In an act of independence from the British government, the Second Continental Congress organized a new postal service in July 1775. Benjamin Franklin was appointed as postmaster general. Despite a clause in the Articles of Confederation to establish a federal post office, Congress waited until October 18, 1782, to pass "An Ordinance for Regulating the Post-Office of the United States of America." After ratification of the Constitution in 1789, giving Congress the power "To establish Post Offices and post Roads," the postal system became part of the Treasury Department and remained so until 1829. Before the end of George Washington's second presidential term in 1797, the number of post offices, miles of post roads, and amount of postal revenues had quintupled.

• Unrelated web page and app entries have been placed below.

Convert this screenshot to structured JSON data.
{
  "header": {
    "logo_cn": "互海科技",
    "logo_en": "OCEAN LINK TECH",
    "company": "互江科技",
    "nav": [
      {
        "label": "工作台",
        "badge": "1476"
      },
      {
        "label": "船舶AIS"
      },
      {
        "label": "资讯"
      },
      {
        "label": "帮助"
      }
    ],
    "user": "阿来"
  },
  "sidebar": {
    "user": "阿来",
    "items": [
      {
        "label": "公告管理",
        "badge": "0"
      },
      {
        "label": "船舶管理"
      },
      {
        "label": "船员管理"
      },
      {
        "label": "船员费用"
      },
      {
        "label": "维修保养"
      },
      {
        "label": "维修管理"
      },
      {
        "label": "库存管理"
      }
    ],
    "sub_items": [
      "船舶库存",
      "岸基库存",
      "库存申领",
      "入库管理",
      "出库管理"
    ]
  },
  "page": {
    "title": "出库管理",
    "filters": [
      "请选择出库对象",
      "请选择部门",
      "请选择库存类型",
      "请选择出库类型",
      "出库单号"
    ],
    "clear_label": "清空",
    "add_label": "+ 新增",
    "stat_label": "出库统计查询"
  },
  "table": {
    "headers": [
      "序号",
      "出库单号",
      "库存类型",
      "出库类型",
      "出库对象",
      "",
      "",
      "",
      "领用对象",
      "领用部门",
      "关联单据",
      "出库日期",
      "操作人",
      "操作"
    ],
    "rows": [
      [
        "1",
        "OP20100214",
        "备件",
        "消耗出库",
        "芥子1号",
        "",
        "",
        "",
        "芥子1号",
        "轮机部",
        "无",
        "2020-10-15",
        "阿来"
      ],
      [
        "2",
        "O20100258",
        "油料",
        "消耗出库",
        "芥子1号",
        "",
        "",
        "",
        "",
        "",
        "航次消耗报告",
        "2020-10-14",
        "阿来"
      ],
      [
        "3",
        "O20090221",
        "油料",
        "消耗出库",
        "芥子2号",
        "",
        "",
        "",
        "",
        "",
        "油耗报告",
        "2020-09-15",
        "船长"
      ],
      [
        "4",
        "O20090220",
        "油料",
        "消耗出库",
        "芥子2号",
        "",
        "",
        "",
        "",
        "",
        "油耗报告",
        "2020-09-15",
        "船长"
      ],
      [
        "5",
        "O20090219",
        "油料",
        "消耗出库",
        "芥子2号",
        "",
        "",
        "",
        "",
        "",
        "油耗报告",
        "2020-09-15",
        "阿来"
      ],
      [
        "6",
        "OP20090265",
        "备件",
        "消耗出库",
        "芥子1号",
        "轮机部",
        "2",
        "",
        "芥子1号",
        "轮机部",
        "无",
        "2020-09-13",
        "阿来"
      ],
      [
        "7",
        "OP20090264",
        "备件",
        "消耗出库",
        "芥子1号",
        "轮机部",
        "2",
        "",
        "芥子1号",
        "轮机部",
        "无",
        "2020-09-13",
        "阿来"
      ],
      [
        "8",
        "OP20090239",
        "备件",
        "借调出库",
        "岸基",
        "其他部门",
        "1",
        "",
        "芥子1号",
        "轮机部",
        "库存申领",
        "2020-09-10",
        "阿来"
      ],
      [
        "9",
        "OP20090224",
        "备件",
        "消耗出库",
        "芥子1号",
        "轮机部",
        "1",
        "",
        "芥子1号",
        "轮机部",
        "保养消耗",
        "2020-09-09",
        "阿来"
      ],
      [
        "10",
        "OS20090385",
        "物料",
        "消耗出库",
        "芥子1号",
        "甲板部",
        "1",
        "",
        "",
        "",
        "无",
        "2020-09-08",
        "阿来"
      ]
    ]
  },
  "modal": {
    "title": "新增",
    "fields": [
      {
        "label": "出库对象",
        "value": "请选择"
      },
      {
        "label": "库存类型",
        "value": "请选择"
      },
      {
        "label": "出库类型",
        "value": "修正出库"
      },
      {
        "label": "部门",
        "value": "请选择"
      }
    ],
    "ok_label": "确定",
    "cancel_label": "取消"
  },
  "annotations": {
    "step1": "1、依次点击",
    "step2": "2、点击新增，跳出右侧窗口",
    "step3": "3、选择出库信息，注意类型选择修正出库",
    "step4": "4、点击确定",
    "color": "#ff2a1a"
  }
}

Originally, the postal recipient paid postage. Rates were set by the Post Office Act of 1792, ranging from six cents for a one page letter carried up to thirty miles to twenty-five cents for one taken more than 450 miles. Letter carriers first appeared in cities in 1794. In lieu of salaries, they collected two cents plus postage for each letter they delivered. The use of adhesive postal stamps was authorized by Congress on March 3, 1847.

On November 8, 1775, Congress resolved, "That all letters to and from the delegates of the United Colonies, during the sessions of Congress, pass, and be carried free of postage, the members having engaged upon their honour not to frank or enclose any letters but their own."[1] This controversial privilege was extended to many others beyond the Confederation period. During all the years that Thomas Jefferson held federal office, and during his retirement from public service, he was able to enjoy the franking privilege.

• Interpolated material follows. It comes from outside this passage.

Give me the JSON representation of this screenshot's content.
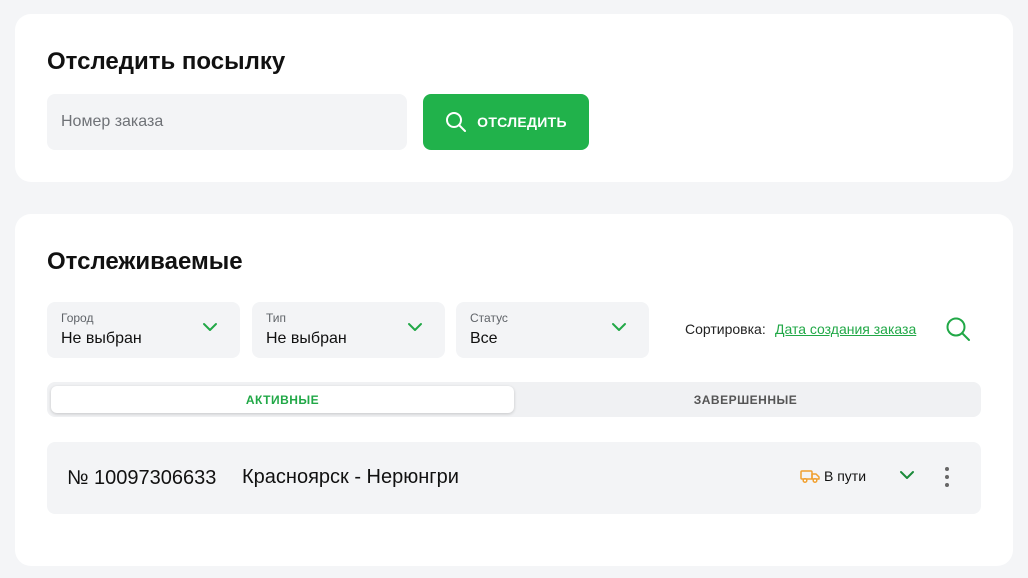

- Kristin Onuf, 8/14/92Anchor

Primary Source References

1775 November 7. "Pd. postage 3/4."[2]

1787 August 15. (Jefferson to James Madison). "A gentleman going from hence by Lorient to Boston furnishes me an opportunity of recommending to your care the inclosed letters which I could not get ready for the last packet. Pray inform me in your next whether letters directed to your foreign ministers or franked by them are free of postage. That they ought to be so, is acknoleged substantially by the resolution of Congress allowing us to charge postages. I have sometimes suspected that my letters stagnate in the post-offices."[3]

1811 January 25. (George Hay to Jefferson). "I shall by the mail of monday transmit to Mr Tazewell a Copy of the declaration & pleas: of the substance of which he is already apprised."[4]

1811 March 8. (Jefferson to William Short). "I had laid it in a Cartoon where I habitually lay the letters I have to send off, writing letters afterwards for the post & putting them in the same place, when I came to deliver them to the messenger...I immediately sent him back to the post office to ask for Price’s letter and recieved for answer from the Postmaster that he had sent off all my letters."[5]

1811 December 30. (Jefferson to Gideon Granger). "I have often been extremely mortified at the abuse of my right of transmission by mail, committed by booksellers and sometimes by foreigners in sending packages of books, which I have always forbidden when apprised in time."[6]

1814 August 16. "Pd. Mr. Vest portage by stage 1.25 and postage on abuses of my frank 1.25 = 2.50."[7]Anchor

Further Sources


  1. ^ Journals of the Continental Congress, ed. Worthington Chauncey Ford (Washington, D.C.: GPO, 1905), 3:342.
  2. ^ MB, 1:409, 1:409n58. Transcription available at Founders Online.
  3. ^ PTJ, 12:40. Transcription available at Founders Online.
  4. ^ PTJ:RS, 3:332. Transcription available at Founders Online.
  5. ^ PTJ:RS, 3:438. Transcription available at Founders Online.
  6. ^ PTJ:RS, 4:371. Transcription available at Founders Online.
  7. ^ MB, 2:1302. Transcription available at Founders Online.